It’s one thing reading about this kind of job, but actually being part of team and being involved gives you a whole new level of respect for these people who do it day in-day out. Not an easy thing…
Full article here:
An interview with Hideo Kojima, creator of ‘Metal Gear’.
EDGE: You praised Platinum for Metal Gear Rising, but described development as “leaning towards the old way of doing things”. What did you mean?
KOJIMA: It’s an endless cycle of reiterating and improving, but it’s hard to plan like that. For example, let’s say I’m a game modeller and have to make this object [picks up a bottle]. I think, ‘I can’t just make this; wouldn’t it be better if I also made something else?’ [He pretends to make another bottle.] It’s a detailed creative process and a great result, but the thinking is, ‘Oh well, it’s a day late.’ In the west, they approach a problem by calculating how much the cost is. The person who decides if that object is made isn’t the person making the object – it’s someone above you. How much time does this take? How much will it cost? Will making this object delay us?

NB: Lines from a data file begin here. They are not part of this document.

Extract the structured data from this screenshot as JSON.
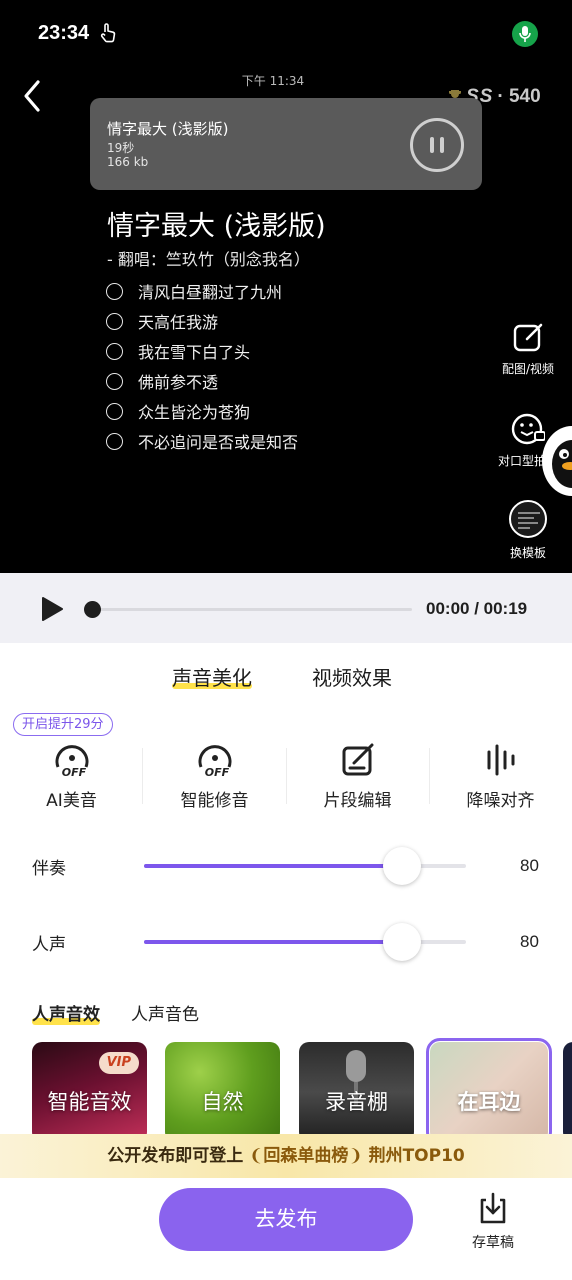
{
  "status_bar": {
    "time": "23:34"
  },
  "chat": {
    "timestamp": "下午 11:34"
  },
  "badge": {
    "ss": "SS",
    "count": "· 540"
  },
  "audio_card": {
    "title": "情字最大 (浅影版)",
    "duration": "19秒",
    "size": "166 kb"
  },
  "lyrics": {
    "title": "情字最大 (浅影版)",
    "subtitle": "-  翻唱：竺玖竹（别念我名）",
    "lines": [
      "清风白昼翻过了九州",
      "天高任我游",
      "我在雪下白了头",
      "佛前参不透",
      "众生皆沦为苍狗",
      "不必追问是否或是知否"
    ]
  },
  "side_tools": {
    "edit_label": "配图/视频",
    "lipsync_label": "对口型拍摄",
    "template_label": "换模板"
  },
  "player": {
    "time": "00:00 / 00:19",
    "progress": 0
  },
  "tabs": {
    "sound": "声音美化",
    "video": "视频效果"
  },
  "promo": "开启提升29分",
  "tools": [
    {
      "label": "AI美音"
    },
    {
      "label": "智能修音"
    },
    {
      "label": "片段编辑"
    },
    {
      "label": "降噪对齐"
    }
  ],
  "sliders": [
    {
      "label": "伴奏",
      "value": 80,
      "display": "80"
    },
    {
      "label": "人声",
      "value": 80,
      "display": "80"
    }
  ],
  "fx_tabs": {
    "effect": "人声音效",
    "tone": "人声音色"
  },
  "fx_cards": [
    {
      "name": "智能音效",
      "vip": "VIP"
    },
    {
      "name": "自然"
    },
    {
      "name": "录音棚"
    },
    {
      "name": "在耳边"
    }
  ],
  "banner": {
    "prefix": "公开发布即可登上",
    "highlight": "回森单曲榜",
    "suffix": "荆州TOP10"
  },
  "actions": {
    "publish": "去发布",
    "draft": "存草稿"
  },
  "colors": {
    "accent": "#8a63ee",
    "highlight": "#ffe24a"
  }
}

EDGE: You visited a lot of western studios to learn from them after completing MGS4. What surprised you?
KOJIMA: They had a systematic approach to development, and their engine was not just their core engine, but also included all the tools and everything else. In the old days, a modeller would work on [a bottle] for a month, but wouldn’t show it to anyone, since it was incomplete. They’ve no idea how this object is going to be used, and obsess about making it high quality. In western studios, they’d use an incomplete model and slowly refine it until it looked proper in the scene… The level of transparency was another lesson: everybody in the team knows what everybody else is doing. Based on this research, we worked on the Fox Engine, and were doing this when we saw Platinum using the same ten-year-old outdated [methodology]! They managed to make a very good game, so we were surprised. [Laughs]
These first two answers feel very pertinent to our own project, ICARUS FALLS.

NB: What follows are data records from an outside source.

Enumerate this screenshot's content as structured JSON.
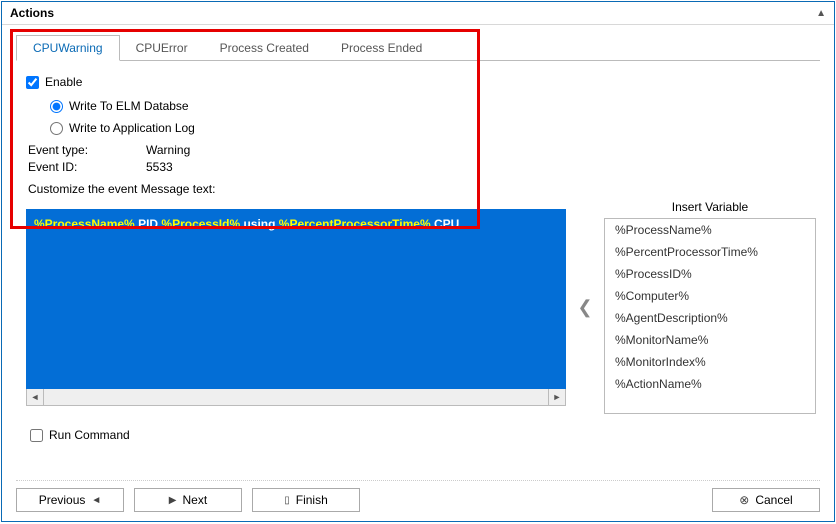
{
  "panel": {
    "title": "Actions"
  },
  "tabs": [
    {
      "label": "CPUWarning",
      "active": true
    },
    {
      "label": "CPUError"
    },
    {
      "label": "Process Created"
    },
    {
      "label": "Process Ended"
    }
  ],
  "form": {
    "enable_label": "Enable",
    "enable_checked": true,
    "radio_elm_label": "Write To ELM Databse",
    "radio_elm_selected": true,
    "radio_applog_label": "Write to Application Log",
    "radio_applog_selected": false,
    "event_type_label": "Event type:",
    "event_type_value": "Warning",
    "event_id_label": "Event ID:",
    "event_id_value": "5533"
  },
  "customize_label": "Customize the event Message text:",
  "message_parts": [
    {
      "kind": "var",
      "text": "%ProcessName%"
    },
    {
      "kind": "txt",
      "text": " PID "
    },
    {
      "kind": "var",
      "text": "%ProcessId%"
    },
    {
      "kind": "txt",
      "text": " using "
    },
    {
      "kind": "var",
      "text": "%PercentProcessorTime%"
    },
    {
      "kind": "txt",
      "text": " CPU"
    }
  ],
  "insert_variable_title": "Insert Variable",
  "variables": [
    "%ProcessName%",
    "%PercentProcessorTime%",
    "%ProcessID%",
    "%Computer%",
    "%AgentDescription%",
    "%MonitorName%",
    "%MonitorIndex%",
    "%ActionName%"
  ],
  "run_command_label": "Run Command",
  "buttons": {
    "previous": "Previous",
    "next": "Next",
    "finish": "Finish",
    "cancel": "Cancel"
  }
}
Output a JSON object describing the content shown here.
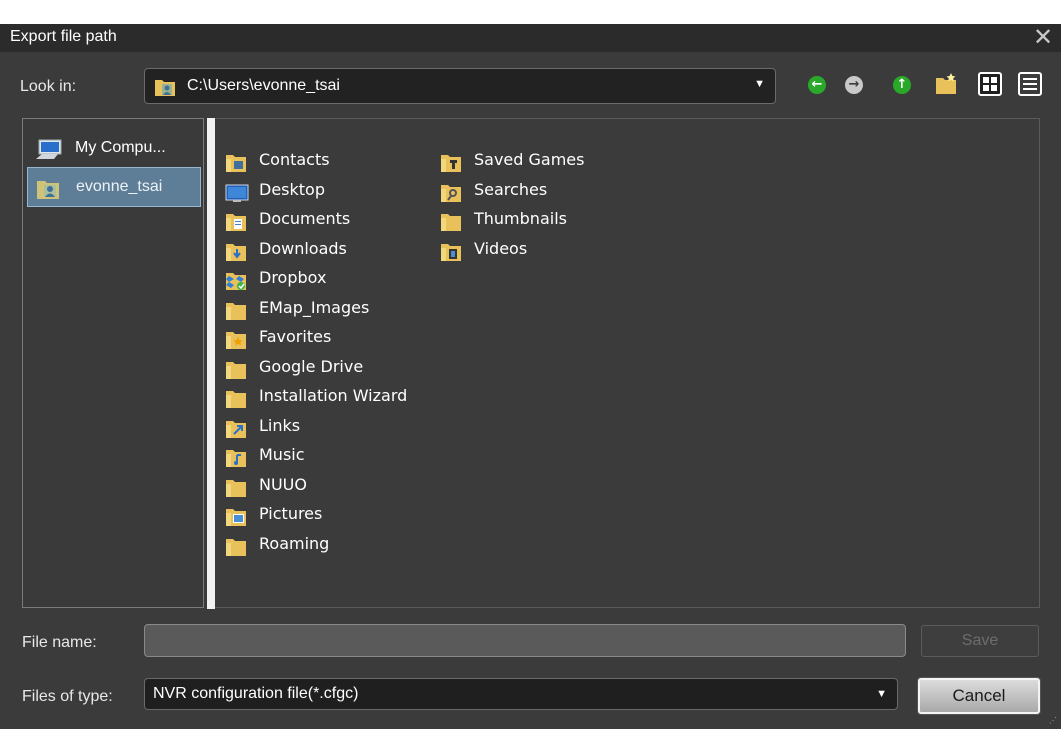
{
  "dialog": {
    "title": "Export file path",
    "close_glyph": "✕"
  },
  "look_in": {
    "label": "Look in:",
    "path": "C:\\Users\\evonne_tsai"
  },
  "toolbar": {
    "back_glyph": "←",
    "forward_glyph": "→",
    "up_glyph": "↑",
    "colors": {
      "nav_green": "#2aa82a",
      "nav_gray": "#c9c9c9",
      "folder": "#e8c15a"
    }
  },
  "places": [
    {
      "label": "My Compu...",
      "icon": "computer-icon",
      "selected": false
    },
    {
      "label": "evonne_tsai",
      "icon": "user-folder-icon",
      "selected": true
    }
  ],
  "files": {
    "column1": [
      {
        "label": "Contacts",
        "icon": "contacts-folder-icon"
      },
      {
        "label": "Desktop",
        "icon": "desktop-icon"
      },
      {
        "label": "Documents",
        "icon": "documents-folder-icon"
      },
      {
        "label": "Downloads",
        "icon": "downloads-folder-icon"
      },
      {
        "label": "Dropbox",
        "icon": "dropbox-icon"
      },
      {
        "label": "EMap_Images",
        "icon": "folder-icon"
      },
      {
        "label": "Favorites",
        "icon": "favorites-folder-icon"
      },
      {
        "label": "Google Drive",
        "icon": "folder-icon"
      },
      {
        "label": "Installation Wizard",
        "icon": "folder-icon"
      },
      {
        "label": "Links",
        "icon": "links-folder-icon"
      },
      {
        "label": "Music",
        "icon": "music-folder-icon"
      },
      {
        "label": "NUUO",
        "icon": "folder-icon"
      },
      {
        "label": "Pictures",
        "icon": "pictures-folder-icon"
      },
      {
        "label": "Roaming",
        "icon": "folder-icon"
      }
    ],
    "column2": [
      {
        "label": "Saved Games",
        "icon": "saved-games-folder-icon"
      },
      {
        "label": "Searches",
        "icon": "searches-folder-icon"
      },
      {
        "label": "Thumbnails",
        "icon": "folder-icon"
      },
      {
        "label": "Videos",
        "icon": "videos-folder-icon"
      }
    ]
  },
  "file_name": {
    "label": "File name:",
    "value": "",
    "placeholder": ""
  },
  "files_of_type": {
    "label": "Files of type:",
    "value": "NVR configuration file(*.cfgc)"
  },
  "buttons": {
    "save": "Save",
    "cancel": "Cancel"
  }
}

jaydevss: I was watching the Making of Metal Gear Solid 2 and it was interesting to hear that they used the same 3d model face for Snake as they did for Solidus, just the textures were changed. I did not realise this until now. Perhaps this is a technique I can use to give the impression of variety, as this is evidence that you don’t need a new mesh to create variety.la-li-lu-le-lo:
They did the same with Liquid and Solid Snake in MGS:Twin Snakes :)

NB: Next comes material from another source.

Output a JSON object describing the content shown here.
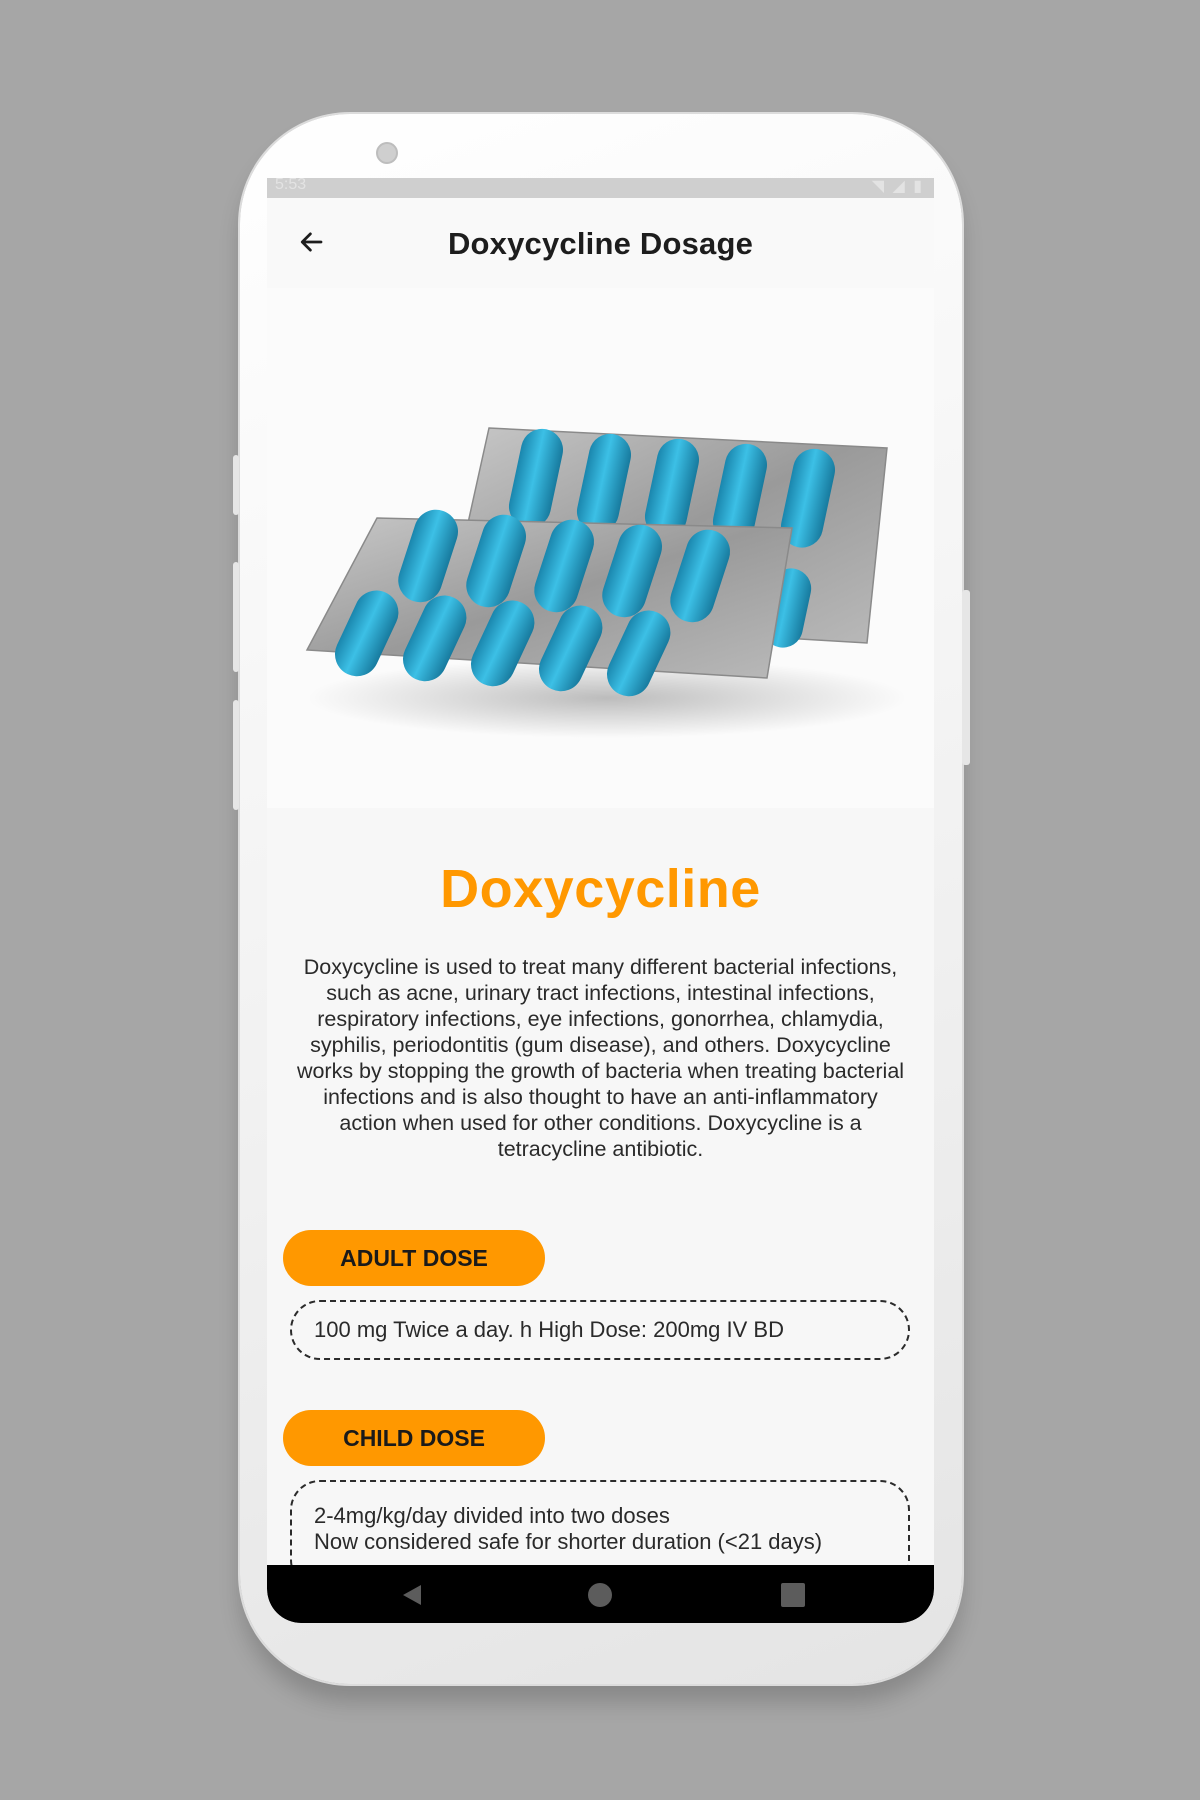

I did not realise that either :o cool Probably cause it’s the only MGS I have yet to play :(….no gc. Wish it was part of the HD collection… I think for the original MGS everyone had the same model lol
I was watching the Making of Metal Gear Solid 2 and it was interesting to hear that they used the same 3d model face for Snake as they did for Solidus, just the textures were changed.
I did not realise this until now.
Perhaps this is a technique I can use to give the impression of variety, as this is evidence that you don’t need a new mesh to create variety.
Photorealism Through the Eyes of a FOX: The Core of Metal Gear Solid Ground Zeroes
6pm GMT, Wednesday. I am very excited…
I will also be interested as they will discuss game production workflows. As this is something I am currently doing with ICARUS FALLS, I will see if I can learn anything from the professionals.
It will be live-streamed here:
Anyone who has played Metal Gear Solid will remember the famous ‘Elevator scene’. I was 10 when I first played this and it was HORRIFYING.
I would say this is a very good example of a non-horror gaming have horror influences/moments. I want to bring a similar feeling perhaps once or twice into my cutscene.
The atmosphere and sound in the Communication Towers was also excellent. The strong vignette effect seen in the first picture, to simulate low-light levels gave this whole chapter a tense feeling. Add in the radar malfunctioning and it makes the player very more aware of their actions.
Here is a video: http://www.youtube.com/watch?v=9XLiaASkEIk
That creepy music when they start talking about the weight limit…
genius typography (“metal gear solid 5” is not visible in the original video) using negative space and suggestion, from Kojima Productions…or is it Moby Dick Studios…
full trailer: http://www.youtube.com/watch?v=_Kav2t0spyE